Contrary to the label, there is nothing progressive about holding back change. In a practical sense, progressives are in the main supporting regressive viewpoints to how business should be conducted in the modern era and by doing so their approach is counter-productive. As we saw in our changeover from an agrarian to a manufacturing economy more than a century past, change is difficult and advancing an artificial floor in market level wages, regulating the 21st century in an attempt to keep the 20th century alive, will only exasperate the problem.
The media of late has bought into the notion that franchisees only pay minimum wages. The reality, according to the Bureau of Labor Statistics, is that wage growth in the restaurant industry, a segment that makes up more than 40% of franchised businesses, “outpaced most of the other top job-creating sectors during the economic recovery.” “Between March 2010 and March 2015, the average hourly earnings of nonsupervisory restaurant employees increased 12.3 percent,” while “In the total private sector, average hourly earnings of nonsupervisory workers rose 10.9 percent during the same period.” The study also revealed that only 5% of restaurant workers are actually paid $7.25 (minimum wage) per hour.

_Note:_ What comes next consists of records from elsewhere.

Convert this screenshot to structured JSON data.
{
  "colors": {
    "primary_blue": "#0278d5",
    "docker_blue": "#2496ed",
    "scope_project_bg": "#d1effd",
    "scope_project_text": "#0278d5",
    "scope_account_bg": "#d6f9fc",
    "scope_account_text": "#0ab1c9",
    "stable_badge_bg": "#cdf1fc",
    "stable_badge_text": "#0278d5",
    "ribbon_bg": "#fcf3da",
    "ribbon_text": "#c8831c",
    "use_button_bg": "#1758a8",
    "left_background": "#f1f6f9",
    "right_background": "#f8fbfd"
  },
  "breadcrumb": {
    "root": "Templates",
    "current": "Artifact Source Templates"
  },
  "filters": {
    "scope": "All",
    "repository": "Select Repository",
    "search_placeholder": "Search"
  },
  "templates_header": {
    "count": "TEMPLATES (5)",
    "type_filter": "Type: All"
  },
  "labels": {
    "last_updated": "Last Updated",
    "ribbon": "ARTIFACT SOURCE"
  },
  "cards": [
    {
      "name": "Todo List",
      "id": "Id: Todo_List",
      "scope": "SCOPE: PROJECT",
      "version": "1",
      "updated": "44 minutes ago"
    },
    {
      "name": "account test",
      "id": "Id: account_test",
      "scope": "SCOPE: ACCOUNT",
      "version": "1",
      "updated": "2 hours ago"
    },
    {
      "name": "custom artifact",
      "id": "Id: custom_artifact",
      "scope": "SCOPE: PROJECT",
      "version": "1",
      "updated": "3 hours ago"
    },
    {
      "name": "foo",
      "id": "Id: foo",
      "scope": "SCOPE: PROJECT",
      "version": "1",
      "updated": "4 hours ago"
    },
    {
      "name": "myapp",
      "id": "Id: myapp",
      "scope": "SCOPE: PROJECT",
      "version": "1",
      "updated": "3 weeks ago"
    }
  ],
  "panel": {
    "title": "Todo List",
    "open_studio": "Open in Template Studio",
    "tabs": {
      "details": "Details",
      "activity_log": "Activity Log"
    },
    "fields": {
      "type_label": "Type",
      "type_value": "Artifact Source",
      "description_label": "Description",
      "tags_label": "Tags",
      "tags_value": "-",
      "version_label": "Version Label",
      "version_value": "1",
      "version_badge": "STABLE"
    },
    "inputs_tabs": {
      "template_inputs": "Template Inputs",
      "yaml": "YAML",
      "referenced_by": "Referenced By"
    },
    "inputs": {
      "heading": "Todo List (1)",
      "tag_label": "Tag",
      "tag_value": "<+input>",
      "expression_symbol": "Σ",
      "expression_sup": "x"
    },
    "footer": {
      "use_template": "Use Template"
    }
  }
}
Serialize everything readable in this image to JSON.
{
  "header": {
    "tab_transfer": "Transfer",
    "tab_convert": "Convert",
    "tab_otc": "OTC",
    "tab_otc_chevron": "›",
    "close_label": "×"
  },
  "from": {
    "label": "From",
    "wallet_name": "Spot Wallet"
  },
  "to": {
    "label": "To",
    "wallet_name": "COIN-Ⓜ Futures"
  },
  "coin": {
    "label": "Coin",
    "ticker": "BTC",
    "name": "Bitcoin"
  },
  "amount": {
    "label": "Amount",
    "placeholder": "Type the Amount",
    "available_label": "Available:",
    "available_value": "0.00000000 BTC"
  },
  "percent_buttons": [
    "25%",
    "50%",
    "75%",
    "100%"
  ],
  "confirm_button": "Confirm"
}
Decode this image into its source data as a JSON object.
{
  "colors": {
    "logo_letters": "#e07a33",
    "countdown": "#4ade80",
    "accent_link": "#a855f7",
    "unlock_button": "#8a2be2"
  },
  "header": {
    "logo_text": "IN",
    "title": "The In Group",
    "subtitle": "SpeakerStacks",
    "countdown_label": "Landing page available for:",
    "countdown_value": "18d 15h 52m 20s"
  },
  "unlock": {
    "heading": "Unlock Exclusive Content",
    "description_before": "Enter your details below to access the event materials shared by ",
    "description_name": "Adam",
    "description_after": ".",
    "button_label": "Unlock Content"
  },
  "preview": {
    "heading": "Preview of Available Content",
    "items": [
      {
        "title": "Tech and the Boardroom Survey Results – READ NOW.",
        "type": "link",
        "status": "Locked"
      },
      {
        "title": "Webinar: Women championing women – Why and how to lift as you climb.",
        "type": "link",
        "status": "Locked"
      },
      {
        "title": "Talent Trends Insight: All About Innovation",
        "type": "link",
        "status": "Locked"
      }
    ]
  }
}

- The percent of minimum-wage workers overall, according to the Pew Research Center, is relatively small and represents only 2.6% of all wage and salary workers in the United States, 50% of whom are between the ages of 16 to 24, and 24% who are younger than 19.
Franchisees, as a general rule, do not pay minimum wages any more than any other small business owner. As with all business owners, franchisees set their wages based on two overriding factors – the competitive rate of pay required in their markets to recruit and retain staff (market-level wages); and, the economic performance (bottom-line earnings) they need to achieve the financial results required to remain in business and justify the risk they took in investing in the businesses that create those jobs. Setting an artificially high market-level wage has little if any benefit to the economy as a whole and will instead negatively impact precisely those individuals these increases are meant to help.
Franchisees and other small businesses are frequently the gateway for entry-level and minority workers to begin their path to higher-wage and more skill-driven careers. Creating obstacles to their success and growth is illogical. 46.6% of the jobs created in October 2017 came from franchising and small businesses. Risking the health of one of the only segments of our economy that is working well makes little sense if one is truly committed to improving the welfare of those at the base of the economic pyramid.